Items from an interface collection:
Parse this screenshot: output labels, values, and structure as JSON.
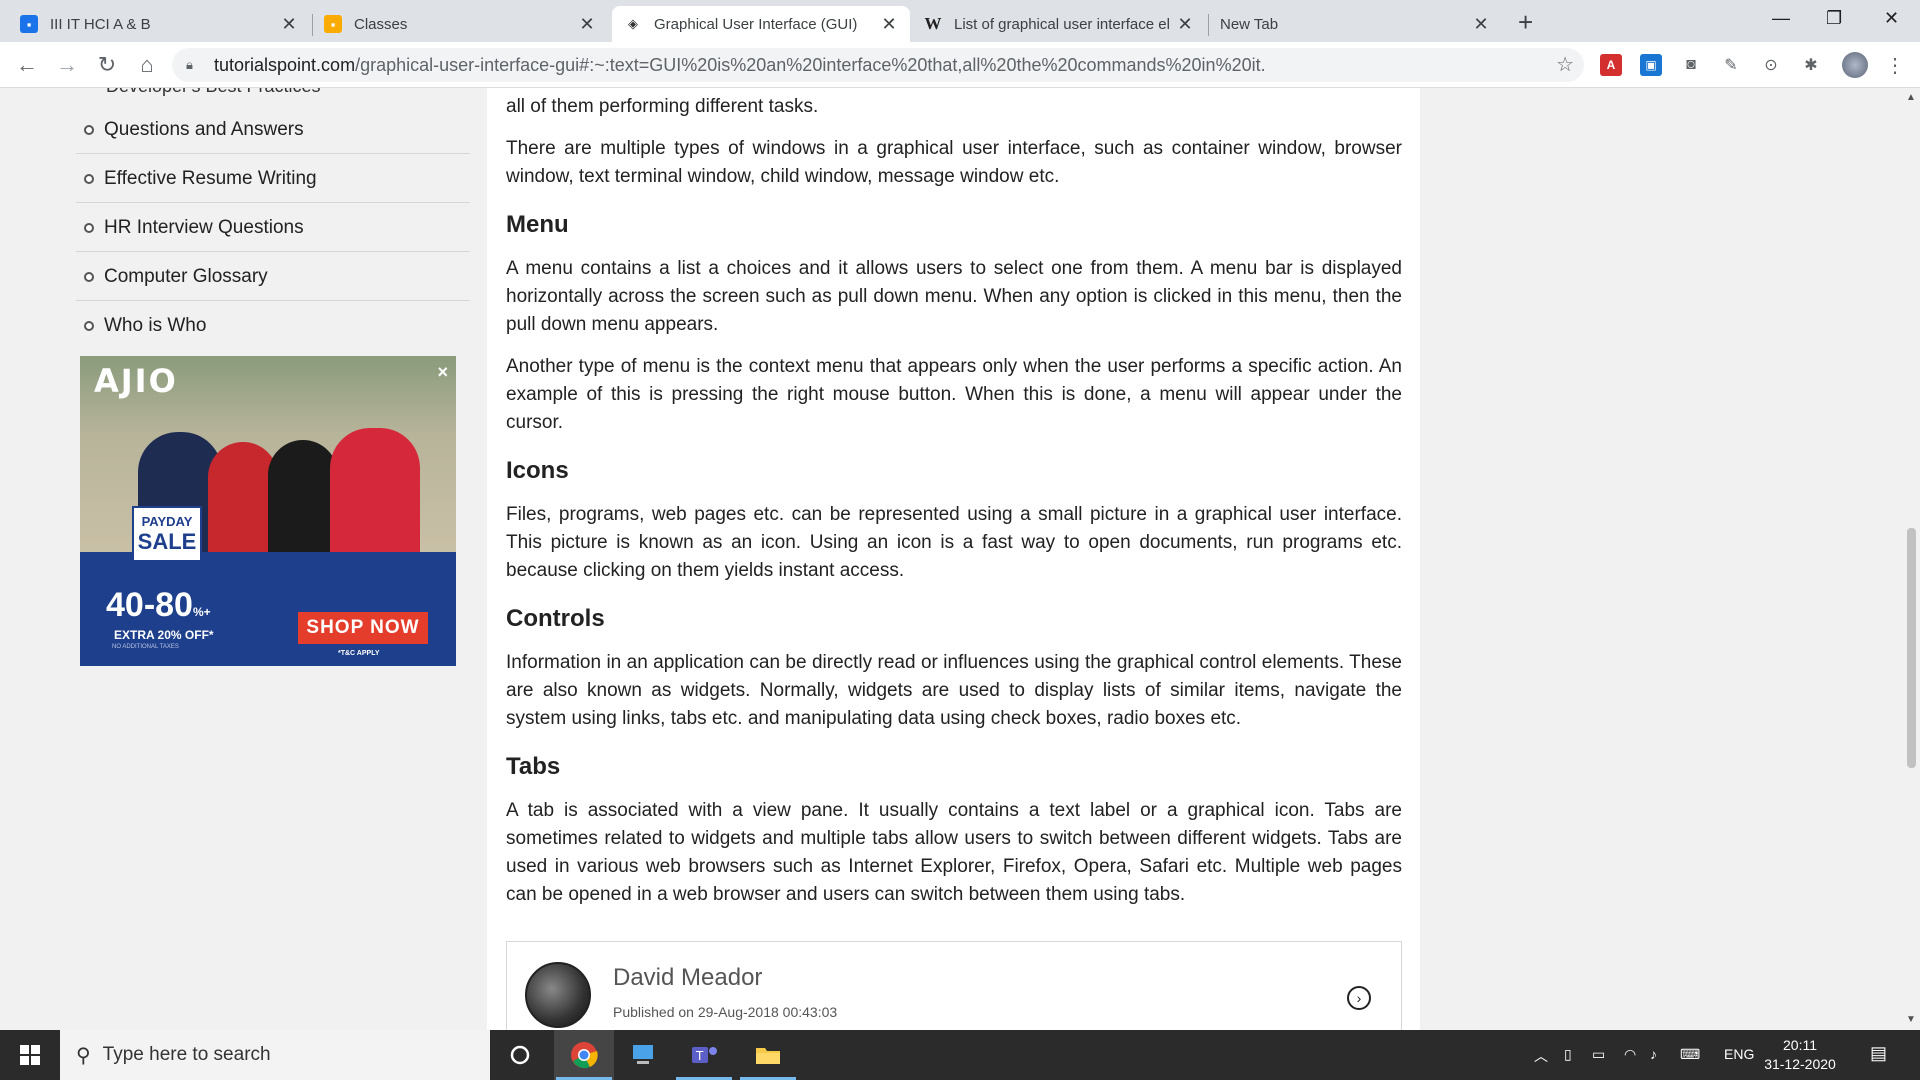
{
  "browser": {
    "tabs": [
      {
        "title": "III IT HCI A & B",
        "active": false
      },
      {
        "title": "Classes",
        "active": false
      },
      {
        "title": "Graphical User Interface (GUI)",
        "active": true
      },
      {
        "title": "List of graphical user interface el",
        "active": false
      },
      {
        "title": "New Tab",
        "active": false
      }
    ],
    "url_host": "tutorialspoint.com",
    "url_path": "/graphical-user-interface-gui#:~:text=GUI%20is%20an%20interface%20that,all%20the%20commands%20in%20it."
  },
  "sidebar": {
    "cut_item": "Developer's Best Practices",
    "items": [
      "Questions and Answers",
      "Effective Resume Writing",
      "HR Interview Questions",
      "Computer Glossary",
      "Who is Who"
    ]
  },
  "ad": {
    "brand": "AJIO",
    "close": "×",
    "badge_line1": "PAYDAY",
    "badge_line2": "SALE",
    "discount": "40-80",
    "discount_suffix": "%+",
    "extra": "EXTRA 20% OFF*",
    "tax_note": "NO ADDITIONAL TAXES",
    "cta": "SHOP NOW",
    "tc": "*T&C APPLY"
  },
  "article": {
    "p0": "all of them performing different tasks.",
    "p1": "There are multiple types of windows in a graphical user interface, such as container window, browser window, text terminal window, child window, message window etc.",
    "h_menu": "Menu",
    "p_menu1": "A menu contains a list a choices and it allows users to select one from them. A menu bar is displayed horizontally across the screen such as pull down menu. When any option is clicked in this menu, then the pull down menu appears.",
    "p_menu2": "Another type of menu is the context menu that appears only when the user performs a specific action. An example of this is pressing the right mouse button. When this is done, a menu will appear under the cursor.",
    "h_icons": "Icons",
    "p_icons": "Files, programs, web pages etc. can be represented using a small picture in a graphical user interface. This picture is known as an icon. Using an icon is a fast way to open documents, run programs etc. because clicking on them yields instant access.",
    "h_controls": "Controls",
    "p_controls": "Information in an application can be directly read or influences using the graphical control elements. These are also known as widgets. Normally, widgets are used to display lists of similar items, navigate the system using links, tabs etc. and manipulating data using check boxes, radio boxes etc.",
    "h_tabs": "Tabs",
    "p_tabs": "A tab is associated with a view pane. It usually contains a text label or a graphical icon. Tabs are sometimes related to widgets and multiple tabs allow users to switch between different widgets. Tabs are used in various web browsers such as Internet Explorer, Firefox, Opera, Safari etc. Multiple web pages can be opened in a web browser and users can switch between them using tabs."
  },
  "author": {
    "name": "David Meador",
    "published": "Published on 29-Aug-2018 00:43:03"
  },
  "taskbar": {
    "search_placeholder": "Type here to search",
    "lang": "ENG",
    "time": "20:11",
    "date": "31-12-2020"
  },
  "colors": {
    "accent_link": "#1a73e8",
    "ad_blue": "#1e3f8c",
    "ad_red": "#e53d2b"
  }
}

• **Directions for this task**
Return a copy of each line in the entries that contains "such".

• **Reply**
    "p1": "There are multiple types of windows in a graphical user interface, such as container window, browser window, text terminal window, child window, message window etc.",
    "p_menu1": "A menu contains a list a choices and it allows users to select one from them. A menu bar is displayed horizontally across the screen such as pull down menu. When any option is clicked in this menu, then the pull down menu appears.",
    "p_tabs": "A tab is associated with a view pane. It usually contains a text label or a graphical icon. Tabs are sometimes related to widgets and multiple tabs allow users to switch between different widgets. Tabs are used in various web browsers such as Internet Explorer, Firefox, Opera, Safari etc. Multiple web pages can be opened in a web browser and users can switch between them using tabs."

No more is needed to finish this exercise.